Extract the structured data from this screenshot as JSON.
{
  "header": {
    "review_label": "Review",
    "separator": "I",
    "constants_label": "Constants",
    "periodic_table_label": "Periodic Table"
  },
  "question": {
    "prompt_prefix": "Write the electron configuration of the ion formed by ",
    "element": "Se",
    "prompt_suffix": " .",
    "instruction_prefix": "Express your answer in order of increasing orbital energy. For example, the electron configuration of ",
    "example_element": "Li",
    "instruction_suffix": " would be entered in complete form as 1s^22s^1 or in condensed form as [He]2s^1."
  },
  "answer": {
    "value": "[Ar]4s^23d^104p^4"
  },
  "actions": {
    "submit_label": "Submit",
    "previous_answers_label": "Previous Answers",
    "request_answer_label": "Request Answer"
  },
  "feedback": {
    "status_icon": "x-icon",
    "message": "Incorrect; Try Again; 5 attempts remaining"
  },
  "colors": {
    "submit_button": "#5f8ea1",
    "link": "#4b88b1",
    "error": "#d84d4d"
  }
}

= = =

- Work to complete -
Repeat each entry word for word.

- Answer to this problem -
Extract the structured data from this screenshot as JSON.
{
  "header": {
    "review_label": "Review",
    "separator": "I",
    "constants_label": "Constants",
    "periodic_table_label": "Periodic Table"
  },
  "question": {
    "prompt_prefix": "Write the electron configuration of the ion formed by ",
    "element": "Se",
    "prompt_suffix": " .",
    "instruction_prefix": "Express your answer in order of increasing orbital energy. For example, the electron configuration of ",
    "example_element": "Li",
    "instruction_suffix": " would be entered in complete form as 1s^22s^1 or in condensed form as [He]2s^1."
  },
  "answer": {
    "value": "[Ar]4s^23d^104p^4"
  },
  "actions": {
    "submit_label": "Submit",
    "previous_answers_label": "Previous Answers",
    "request_answer_label": "Request Answer"
  },
  "feedback": {
    "status_icon": "x-icon",
    "message": "Incorrect; Try Again; 5 attempts remaining"
  },
  "colors": {
    "submit_button": "#5f8ea1",
    "link": "#4b88b1",
    "error": "#d84d4d"
  }
}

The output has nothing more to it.